This sequence is one example of "Luca" effectively handling the themes it is attempting to tackle. Giulia's father character allows them to address some of the traps associated with stereotyping people based on how they look. With the boys, their experience with the one-armed man acts as a metaphor for how the LGBTQ community are often viewed as monsters and how they are too often afraid to reveal their real identities or true selves. The humans and the sea creatures are at odds and are scared of each other, but only because they don't take the time to understand or know each other.
Unfortunately, these themes are watered-down (pun intended) and under-utilized. Then there's the "Wallace & Gromit" animation style (not the stop-animation of W&G, but the look of it) which seems a bit flat and uninspired. Pixar - who created vastly imaginative and intuitive worlds of toys, cars, bugs and monsters in the past - completely side-step creating anything interesting for this village of underwater sea people. We are given a few hints as to what is down there, but not enough. With Ariel in "The Little Mermaid," we could feel her angst and relate to her curiosity. With "Luca," it all feels rushed and pedestrian.
A little background will also explain why "Luca" may feel a bit superficial: In recent years, Disney World has been looking to revamp portions of its theme parks and has specifically targeted EPCOT's "World Showcase" as an area of improvement. This eclectic and diverse area of their Orlando park celebrates different countries from all around the world, and has long been known of as mostly an "adult" attraction area as there were never too many rides in this portion of the park...hanging out in the World Showcase was mostly about culture, art, culinary delicacies and education-based experiences. That all changed when the powers-that-be decided to create a "Frozen" ride in the area of World Showcase's Norway pavilion. It was a tremendous, popular attraction, so - hey, why not? - they decided to add a "Ratatouille" to France. Then came "Coco" for the Mexico pavilion. If you're seeing a pattern here, you're correct.
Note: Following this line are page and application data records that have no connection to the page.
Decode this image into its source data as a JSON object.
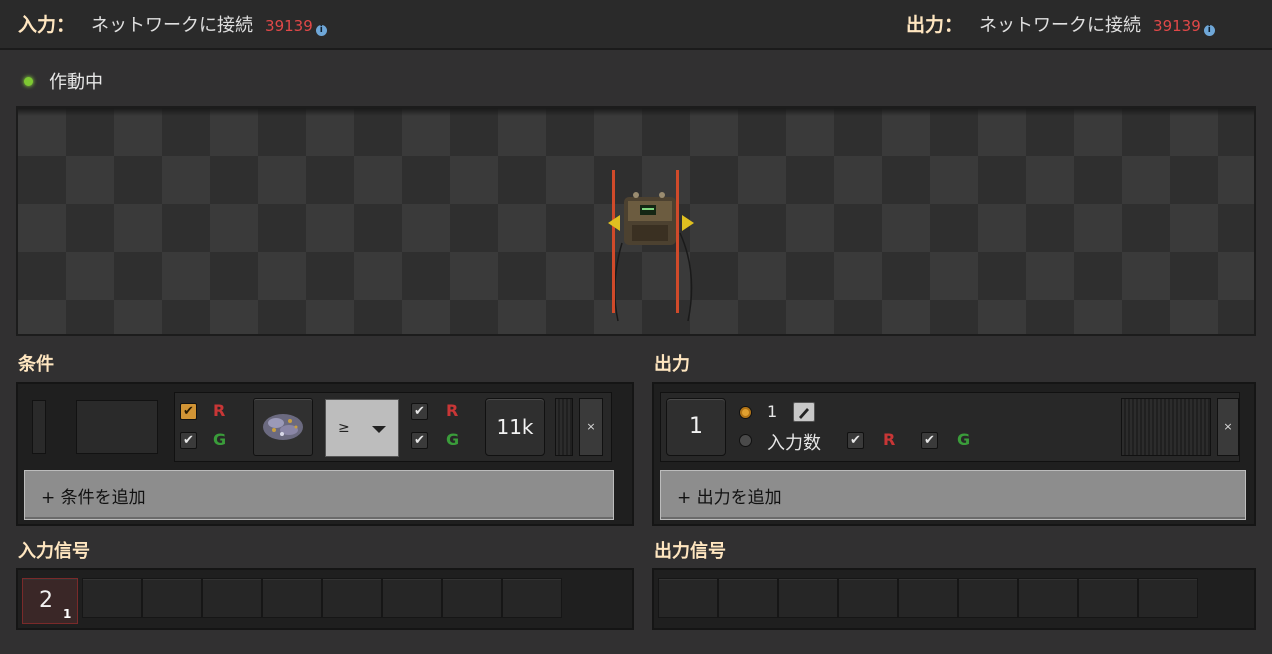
{
  "header": {
    "input_label": "入力",
    "output_label": "出力",
    "colon": "：",
    "input_network": "ネットワークに接続",
    "input_network_id": "39139",
    "output_network": "ネットワークに接続",
    "output_network_id": "39139",
    "info_glyph": "i"
  },
  "status": {
    "text": "作動中",
    "color": "#7ec932"
  },
  "conditions": {
    "title": "条件",
    "check_glyph": "✔",
    "wire_red_glyph": "R",
    "wire_green_glyph": "G",
    "comparator": "≥",
    "constant": "11k",
    "close_glyph": "×",
    "add_label": "+ 条件を追加"
  },
  "outputs": {
    "title": "出力",
    "signal_value": "1",
    "radio_constant_label": "1",
    "radio_input_count_label": "入力数",
    "check_glyph": "✔",
    "wire_red_glyph": "R",
    "wire_green_glyph": "G",
    "close_glyph": "×",
    "add_label": "+ 出力を追加"
  },
  "input_signals": {
    "title": "入力信号",
    "first_value": "2",
    "first_sub": "1"
  },
  "output_signals": {
    "title": "出力信号"
  },
  "icons": {
    "status": "status-dot-icon",
    "combinator": "decider-combinator-icon",
    "condition_signal": "electronic-circuit-icon",
    "edit": "pencil-icon",
    "dropdown": "chevron-down-icon"
  },
  "colors": {
    "accent_title": "#ffe6c0",
    "network_id": "#e04848",
    "wire_red": "#c83636",
    "wire_green": "#3a9c3a"
  }
}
Yes, "Luca" - and Disney has not admitted this, it's just this humble critic's take on the matter - is meant to be the movie-companion for the Italy pavilion of the World Showcase, and I know this because the town is fashioned almost exactly like what you'll find at the Italy pavilion of EPCOT, down to the central fountain that plays a role in the film. The other reason I know that "Luca" started not as its own creative entity but most likely as a "hey, we need an Italy-set movie for the Italy pavilion!" sort of idea, is because there is absolutely nothing about "Luca" that requires it to be set near Italy. In fact, they could have taken this exact film and set it in Morocco, Germany, or even Canada (all other World Showcase pavilions) and it would have worked - or not worked - just the same. How is there a film about Italy that doesn't deal with commonplace Italian tropes like the concept of family, loyalty or even food? I do give the film props for including a cameo of the Italian card game known as "Scopa."
It's not a shock that Disney is looking to increase traffic and profits around one of their theme parks. Who can blame them? But from a creative standpoint, knowing that the idea of "Luca" began not with a story to tell but with a theme park area to sell, seems counter-intuitive to the kind of original and forward-thinking films that Pixar had built its reputation on over the years.
All of this added up, "Luca" is a major disappointment, because its vitally important themes about pride and identity are all but lost, washed out to sea in a movie that itself seems struggling to find its footing.
Genre: Animation, Adventure, Comedy.
Run Time: 1 hour 35 minutes.
Starring (voices of): Jacob Tremblay, Maya Rudolph, Jim Gaffigan, Giacomo Gianniotti, Emma Berman, Saverio Raimondo.
Directed by Enrico Casarosa (feature-film debut).
"Luca" is available exclusively on Disney+ beginning Friday, June 18th, 2021.